U.S. West: In April, visitor arrivals from the Pacific region were up 13.7 percent year-over-year, with growth in visitors from California (+19.2%), Alaska (+11.4%) and Washington (+3.5%). Arrivals from the Mountain region rose 4.3 percent, with more visitors from Nevada (+58.1%) offsetting fewer visitors from Utah (-9.6%) and Colorado (-6.1%).
Year-to-date through April, visitor arrivals rose from the Pacific (+9.5%) and Mountain (+6.4%) regions versus the same period last year. Average daily visitor spending declined to $177 per person (-4.0%) compared to the same period last year as a result of decreases in lodging, food and beverage, transportation, and entertainment and recreation expenses.
U.S. East: In April, there were more visitors from the Mid Atlantic (+14.1%) and South Atlantic (+6.9%) regions but fewer visitors from the West South Central (-6.5%), East South Central (-4.3%), East North Central (-4.0%) and New England (-1.8%) regions compared to a year ago.
Year-to-date through April, visitor arrivals increased from most regions except for the New England (-1.9%) and Mid Atlantic (-1.3%) regions. Average daily visitor spending declined to $208 per person (-2.7%), largely due to decreases in lodging and transportation expenses.
Japan: Visitor arrivals in April were boosted by the start of Golden Week, traditionally a period of growth for outbound travel. Golden Week is a string of four holidays that occurs from April 29 through May 5 each year.
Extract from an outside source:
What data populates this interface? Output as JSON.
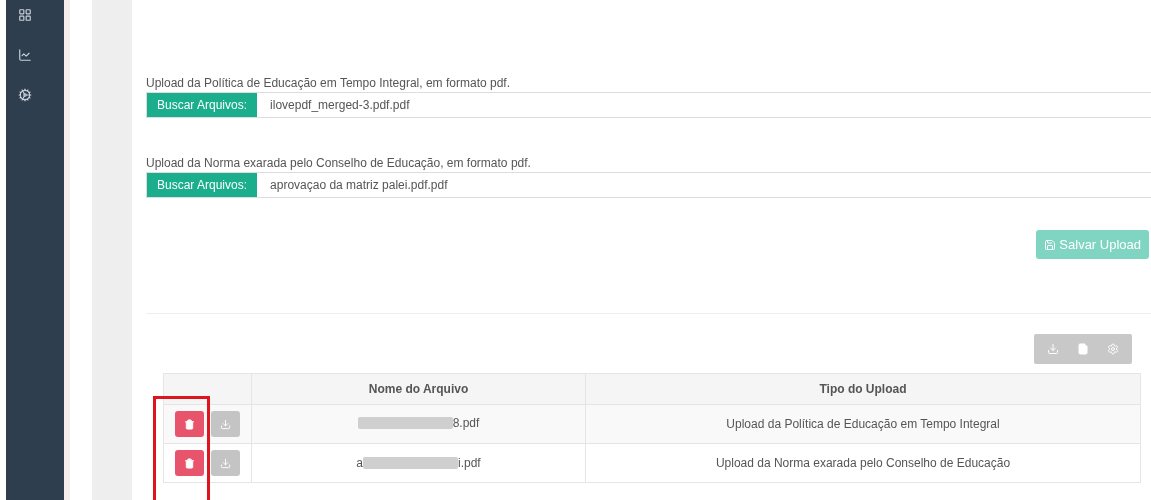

The combination of holidays and weekends creates a longer-than-normal vacation period that is favorable to long-haul destinations like Hawaii. This year, visitors traveling to the Hawaiian Islands for Golden Week began arriving on April 27. More visitors stayed in hotels (+1.9% to 95,437), timeshares (+6.7% to 6,857) and rental homes (+72.9% to 817) in April, while stays in condominiums (-5.8% to 13,006) were down versus last year.
Year-to-date through April, average daily visitor spending declined to $236 per person (-2.8%), primarily due to lower lodging and transportation expenses.
Canada: In April, visitor stays increased in hotels (+8.0% to 23,588), timeshares (+4.1% to 4,217), with friends and relatives (+32.6% to 2,570), and bed and breakfasts (+28.5% to 1,060), while stays in condominiums (-2.9% to 17,953) and rental homes (-7.6% to 8,583) declined.
Year-to-date through April, average daily visitor spending declined to $167 per person (-1.9%), due to lower lodging and shopping expenses.
MCI: A total of 39,466 visitors traveled to Hawaii for meetings, conventions and incentives (MCI) in April, down 25.5 percent from a year ago. Convention visitors decreased significantly (-53.8%) compared to April 2018 when more than 10,000 delegates attended The Association for Research in Vision and Ophthalmology event at the Hawaii Convention Center.
Year-to-date through April, total MCI visitors dropped slightly (-0.6% to 198,392) from the same period last year.
 Aggregate number of days stayed by all visitors.
 Average daily census is the average number of visitors present on a single day.